When using therapeutic grade oils, you can use them “neat” (undiluted) on skin, inhaled, or even internally with some oils. To apply any to your pets, you may choose to diffuse them in a diffuser until your pets become more used to the oils. With cats it is always a good idea to err on the side of caution and either diffuse them or apply diluted to their hind feet (using more mixing oil than essential oil) or tips of their ears. I only use one brand of oil and do not use any others. I know my source and these oils and trust them. Do your homework before embarking on the oils for your pets, especially your cats.
Red Rose Lavender oil has so many uses benefits including the one at the beginning of this article: for burns, cuts, scrapes, sunburns it is an all-purpose oil. Add to that the calming effect and wonderful smell, you can’t go wrong with this oil. It can be used on bee stings and insect bites also and is a good oil (when diluted with a organic mixing oil such as olive or almond) for cleaning your dog and cats ears (VERY diluted on a cat!). When you use any of the oils (neat or straight undiluted) the oils act an insect repellant. When you mix them with water they act as a natural pesticide. This oil is a good repellant to chiggers, fleas, flies, mosquitoes, and ticks!
Peppermint oil: this oil is great for relieving doggy flatulence (and human!), diarrhea, indigestion, as an anti-inflammatory, and can reduce fevers. You can also use it before or during a workout to boost your mood and reduce fatigue -I do daily! Oh and the best part -it can curb your appetite! This oil is also good at getting rid of the following bugs: Ants, aphids, beetles, catepillars, fleas, flies, lice, moths, plant lice, and spiders.
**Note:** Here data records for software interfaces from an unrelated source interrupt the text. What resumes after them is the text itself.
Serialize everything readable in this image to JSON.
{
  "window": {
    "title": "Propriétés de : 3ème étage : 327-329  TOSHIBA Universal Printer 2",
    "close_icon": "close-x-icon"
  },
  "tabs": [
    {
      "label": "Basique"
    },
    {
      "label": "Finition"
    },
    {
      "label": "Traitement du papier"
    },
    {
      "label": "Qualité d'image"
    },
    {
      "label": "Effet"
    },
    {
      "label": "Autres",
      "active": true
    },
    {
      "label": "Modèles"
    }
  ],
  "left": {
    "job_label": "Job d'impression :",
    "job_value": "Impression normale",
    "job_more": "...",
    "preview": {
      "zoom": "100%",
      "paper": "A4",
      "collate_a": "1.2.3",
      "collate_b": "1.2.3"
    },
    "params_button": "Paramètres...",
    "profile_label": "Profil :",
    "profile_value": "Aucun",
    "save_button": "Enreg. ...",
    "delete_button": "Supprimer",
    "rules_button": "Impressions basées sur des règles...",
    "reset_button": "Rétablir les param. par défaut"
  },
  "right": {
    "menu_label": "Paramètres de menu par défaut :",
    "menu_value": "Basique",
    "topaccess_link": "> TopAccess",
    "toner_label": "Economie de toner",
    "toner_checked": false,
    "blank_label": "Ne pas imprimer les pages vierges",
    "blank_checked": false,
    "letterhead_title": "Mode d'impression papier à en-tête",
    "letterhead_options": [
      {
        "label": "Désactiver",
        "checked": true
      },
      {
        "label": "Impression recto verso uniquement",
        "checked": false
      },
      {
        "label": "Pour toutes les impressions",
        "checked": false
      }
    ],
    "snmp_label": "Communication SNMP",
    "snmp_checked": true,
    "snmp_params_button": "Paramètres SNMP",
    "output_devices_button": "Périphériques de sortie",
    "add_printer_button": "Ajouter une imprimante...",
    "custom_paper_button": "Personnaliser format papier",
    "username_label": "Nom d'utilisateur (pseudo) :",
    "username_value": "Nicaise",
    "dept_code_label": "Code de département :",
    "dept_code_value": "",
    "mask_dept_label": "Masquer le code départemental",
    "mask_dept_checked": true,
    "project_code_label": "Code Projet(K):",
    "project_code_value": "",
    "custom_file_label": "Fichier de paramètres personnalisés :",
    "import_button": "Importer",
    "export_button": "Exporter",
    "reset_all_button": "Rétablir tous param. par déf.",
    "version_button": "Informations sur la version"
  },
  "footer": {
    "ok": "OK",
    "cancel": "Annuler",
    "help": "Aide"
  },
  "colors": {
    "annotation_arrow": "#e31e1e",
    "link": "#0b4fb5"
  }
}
*All information presented here is intended for educational purposes only. It is not provided in order to diagnose, prescribe or treat any disease, illness or injured condition of the body or pets and the author, publisher, and contributors accept no responsibility for such use. Anyone suffering or their pets from any disease, illness or injury should consult with their physician or veterinarian.